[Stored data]
◆ ◆ ◆ ◆ ◆

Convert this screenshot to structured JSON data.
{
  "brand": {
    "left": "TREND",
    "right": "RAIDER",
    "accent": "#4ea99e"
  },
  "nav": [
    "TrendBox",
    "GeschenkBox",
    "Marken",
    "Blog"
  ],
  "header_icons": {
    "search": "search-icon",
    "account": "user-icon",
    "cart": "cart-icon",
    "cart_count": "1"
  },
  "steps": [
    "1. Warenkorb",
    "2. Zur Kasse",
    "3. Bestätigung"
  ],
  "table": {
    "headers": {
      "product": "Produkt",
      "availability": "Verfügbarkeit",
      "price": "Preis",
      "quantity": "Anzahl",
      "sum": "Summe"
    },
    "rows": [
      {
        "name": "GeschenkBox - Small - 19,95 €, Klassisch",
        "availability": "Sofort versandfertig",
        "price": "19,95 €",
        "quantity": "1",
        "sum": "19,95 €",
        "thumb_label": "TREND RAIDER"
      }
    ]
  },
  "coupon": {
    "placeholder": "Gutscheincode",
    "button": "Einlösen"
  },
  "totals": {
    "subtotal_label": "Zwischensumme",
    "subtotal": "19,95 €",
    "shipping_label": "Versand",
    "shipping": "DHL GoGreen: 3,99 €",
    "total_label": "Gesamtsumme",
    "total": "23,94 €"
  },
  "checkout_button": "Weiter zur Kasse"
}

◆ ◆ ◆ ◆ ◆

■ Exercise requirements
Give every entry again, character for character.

■ Written solution
Convert this screenshot to structured JSON data.
{
  "brand": {
    "left": "TREND",
    "right": "RAIDER",
    "accent": "#4ea99e"
  },
  "nav": [
    "TrendBox",
    "GeschenkBox",
    "Marken",
    "Blog"
  ],
  "header_icons": {
    "search": "search-icon",
    "account": "user-icon",
    "cart": "cart-icon",
    "cart_count": "1"
  },
  "steps": [
    "1. Warenkorb",
    "2. Zur Kasse",
    "3. Bestätigung"
  ],
  "table": {
    "headers": {
      "product": "Produkt",
      "availability": "Verfügbarkeit",
      "price": "Preis",
      "quantity": "Anzahl",
      "sum": "Summe"
    },
    "rows": [
      {
        "name": "GeschenkBox - Small - 19,95 €, Klassisch",
        "availability": "Sofort versandfertig",
        "price": "19,95 €",
        "quantity": "1",
        "sum": "19,95 €",
        "thumb_label": "TREND RAIDER"
      }
    ]
  },
  "coupon": {
    "placeholder": "Gutscheincode",
    "button": "Einlösen"
  },
  "totals": {
    "subtotal_label": "Zwischensumme",
    "subtotal": "19,95 €",
    "shipping_label": "Versand",
    "shipping": "DHL GoGreen: 3,99 €",
    "total_label": "Gesamtsumme",
    "total": "23,94 €"
  },
  "checkout_button": "Weiter zur Kasse"
}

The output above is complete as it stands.